→ What you will do
Below are some records. How many of their lines contain the string "sesión"? Give the number only.

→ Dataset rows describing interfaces
═══

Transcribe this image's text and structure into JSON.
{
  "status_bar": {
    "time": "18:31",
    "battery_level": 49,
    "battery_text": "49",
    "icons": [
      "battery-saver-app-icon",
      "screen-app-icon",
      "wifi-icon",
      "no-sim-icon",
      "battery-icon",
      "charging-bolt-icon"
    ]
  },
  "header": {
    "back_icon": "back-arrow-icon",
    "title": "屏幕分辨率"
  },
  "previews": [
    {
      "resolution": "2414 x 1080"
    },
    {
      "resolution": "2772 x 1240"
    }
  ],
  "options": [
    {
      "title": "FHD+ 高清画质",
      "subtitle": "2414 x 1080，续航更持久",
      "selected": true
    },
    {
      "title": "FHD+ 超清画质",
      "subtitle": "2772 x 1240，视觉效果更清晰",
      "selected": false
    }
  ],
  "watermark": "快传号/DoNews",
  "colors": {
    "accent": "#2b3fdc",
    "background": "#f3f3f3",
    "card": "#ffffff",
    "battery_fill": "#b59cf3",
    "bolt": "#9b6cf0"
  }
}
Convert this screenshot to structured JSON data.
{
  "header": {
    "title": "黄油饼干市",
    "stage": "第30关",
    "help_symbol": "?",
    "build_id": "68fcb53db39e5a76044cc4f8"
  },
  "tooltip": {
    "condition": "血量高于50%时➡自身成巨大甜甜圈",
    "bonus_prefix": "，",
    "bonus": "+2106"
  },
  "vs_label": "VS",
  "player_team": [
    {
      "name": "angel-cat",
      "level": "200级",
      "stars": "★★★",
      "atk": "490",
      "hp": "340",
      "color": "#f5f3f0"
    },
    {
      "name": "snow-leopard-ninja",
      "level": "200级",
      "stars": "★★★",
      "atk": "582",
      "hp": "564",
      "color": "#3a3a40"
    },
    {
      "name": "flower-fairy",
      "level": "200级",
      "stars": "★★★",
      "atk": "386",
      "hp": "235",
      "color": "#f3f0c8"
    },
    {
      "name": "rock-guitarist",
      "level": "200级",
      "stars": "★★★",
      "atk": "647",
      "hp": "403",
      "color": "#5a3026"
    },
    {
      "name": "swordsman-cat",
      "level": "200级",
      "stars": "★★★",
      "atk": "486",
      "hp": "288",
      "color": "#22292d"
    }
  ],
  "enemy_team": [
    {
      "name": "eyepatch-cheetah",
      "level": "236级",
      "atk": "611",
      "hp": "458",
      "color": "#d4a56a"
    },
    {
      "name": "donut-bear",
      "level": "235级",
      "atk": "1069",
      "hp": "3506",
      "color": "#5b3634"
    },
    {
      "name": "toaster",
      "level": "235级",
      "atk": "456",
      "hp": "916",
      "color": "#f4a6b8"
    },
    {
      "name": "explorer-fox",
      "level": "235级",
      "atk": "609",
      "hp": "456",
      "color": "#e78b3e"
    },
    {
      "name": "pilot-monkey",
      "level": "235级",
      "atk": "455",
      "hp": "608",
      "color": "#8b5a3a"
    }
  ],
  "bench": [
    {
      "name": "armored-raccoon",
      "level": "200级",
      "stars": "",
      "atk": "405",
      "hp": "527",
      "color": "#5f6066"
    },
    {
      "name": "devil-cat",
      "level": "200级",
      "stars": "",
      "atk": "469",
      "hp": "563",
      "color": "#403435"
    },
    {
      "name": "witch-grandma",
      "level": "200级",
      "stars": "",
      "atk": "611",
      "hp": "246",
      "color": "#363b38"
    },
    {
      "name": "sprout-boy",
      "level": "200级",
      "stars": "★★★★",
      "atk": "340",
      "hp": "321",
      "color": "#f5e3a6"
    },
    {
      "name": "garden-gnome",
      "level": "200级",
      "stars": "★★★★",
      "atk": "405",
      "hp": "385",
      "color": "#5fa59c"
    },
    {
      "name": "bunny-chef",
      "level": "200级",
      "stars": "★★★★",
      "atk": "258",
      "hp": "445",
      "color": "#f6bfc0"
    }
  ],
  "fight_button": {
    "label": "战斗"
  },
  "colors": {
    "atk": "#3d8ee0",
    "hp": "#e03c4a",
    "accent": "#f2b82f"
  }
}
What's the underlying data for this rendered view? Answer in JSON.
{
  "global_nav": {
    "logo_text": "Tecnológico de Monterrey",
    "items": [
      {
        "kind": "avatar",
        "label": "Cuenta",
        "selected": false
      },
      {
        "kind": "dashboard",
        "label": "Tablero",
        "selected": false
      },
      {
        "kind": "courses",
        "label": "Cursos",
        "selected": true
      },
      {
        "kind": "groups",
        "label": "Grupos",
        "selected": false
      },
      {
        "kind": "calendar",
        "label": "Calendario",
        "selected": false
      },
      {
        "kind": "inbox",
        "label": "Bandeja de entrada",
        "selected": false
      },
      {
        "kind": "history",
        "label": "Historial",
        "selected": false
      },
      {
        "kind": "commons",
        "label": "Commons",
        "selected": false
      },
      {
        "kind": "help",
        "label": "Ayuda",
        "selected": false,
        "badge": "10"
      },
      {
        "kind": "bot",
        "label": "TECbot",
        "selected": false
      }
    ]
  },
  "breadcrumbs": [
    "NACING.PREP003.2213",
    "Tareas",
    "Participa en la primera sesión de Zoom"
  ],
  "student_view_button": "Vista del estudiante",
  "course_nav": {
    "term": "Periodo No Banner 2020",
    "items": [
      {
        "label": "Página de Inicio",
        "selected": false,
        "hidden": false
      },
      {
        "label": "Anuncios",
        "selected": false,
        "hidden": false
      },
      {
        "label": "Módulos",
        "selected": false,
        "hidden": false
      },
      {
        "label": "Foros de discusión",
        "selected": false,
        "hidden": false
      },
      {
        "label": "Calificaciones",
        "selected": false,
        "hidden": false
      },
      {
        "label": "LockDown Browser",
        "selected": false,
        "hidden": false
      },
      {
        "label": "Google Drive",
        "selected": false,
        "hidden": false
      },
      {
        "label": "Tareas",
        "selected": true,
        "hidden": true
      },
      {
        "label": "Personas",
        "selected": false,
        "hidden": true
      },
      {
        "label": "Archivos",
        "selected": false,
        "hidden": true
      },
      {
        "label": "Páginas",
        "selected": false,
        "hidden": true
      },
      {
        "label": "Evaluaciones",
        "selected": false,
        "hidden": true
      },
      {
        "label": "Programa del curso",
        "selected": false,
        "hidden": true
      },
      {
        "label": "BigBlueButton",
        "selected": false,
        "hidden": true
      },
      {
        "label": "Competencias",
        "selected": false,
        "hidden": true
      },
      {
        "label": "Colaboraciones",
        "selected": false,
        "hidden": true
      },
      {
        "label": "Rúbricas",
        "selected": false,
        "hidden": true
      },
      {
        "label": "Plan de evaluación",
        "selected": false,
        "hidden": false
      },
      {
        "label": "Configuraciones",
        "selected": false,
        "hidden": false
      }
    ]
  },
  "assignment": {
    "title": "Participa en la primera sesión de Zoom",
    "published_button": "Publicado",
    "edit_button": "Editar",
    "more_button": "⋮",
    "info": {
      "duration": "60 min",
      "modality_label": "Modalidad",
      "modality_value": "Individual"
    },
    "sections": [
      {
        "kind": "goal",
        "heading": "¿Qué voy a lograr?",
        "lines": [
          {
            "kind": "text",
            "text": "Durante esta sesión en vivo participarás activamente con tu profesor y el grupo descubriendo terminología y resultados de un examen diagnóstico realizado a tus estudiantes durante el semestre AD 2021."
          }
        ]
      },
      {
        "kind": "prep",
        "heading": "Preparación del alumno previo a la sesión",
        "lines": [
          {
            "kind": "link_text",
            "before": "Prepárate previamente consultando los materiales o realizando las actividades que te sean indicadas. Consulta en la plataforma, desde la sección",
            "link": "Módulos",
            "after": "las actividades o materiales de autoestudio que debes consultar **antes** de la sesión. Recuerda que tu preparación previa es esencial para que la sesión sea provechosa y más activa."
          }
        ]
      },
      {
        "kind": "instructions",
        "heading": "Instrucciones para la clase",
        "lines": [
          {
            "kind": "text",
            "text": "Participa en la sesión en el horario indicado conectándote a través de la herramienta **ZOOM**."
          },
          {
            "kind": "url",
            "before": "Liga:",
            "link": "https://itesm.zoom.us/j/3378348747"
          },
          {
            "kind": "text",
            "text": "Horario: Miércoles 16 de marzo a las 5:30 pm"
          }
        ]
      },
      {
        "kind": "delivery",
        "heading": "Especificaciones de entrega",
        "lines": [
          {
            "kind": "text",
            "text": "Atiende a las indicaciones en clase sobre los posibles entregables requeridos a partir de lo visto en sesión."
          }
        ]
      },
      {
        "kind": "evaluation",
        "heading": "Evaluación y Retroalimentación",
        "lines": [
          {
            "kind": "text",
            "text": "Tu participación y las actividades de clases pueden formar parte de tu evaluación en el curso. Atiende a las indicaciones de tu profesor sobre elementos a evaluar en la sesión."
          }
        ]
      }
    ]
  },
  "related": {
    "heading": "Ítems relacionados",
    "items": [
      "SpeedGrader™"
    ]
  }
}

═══

→ Answer to this task
8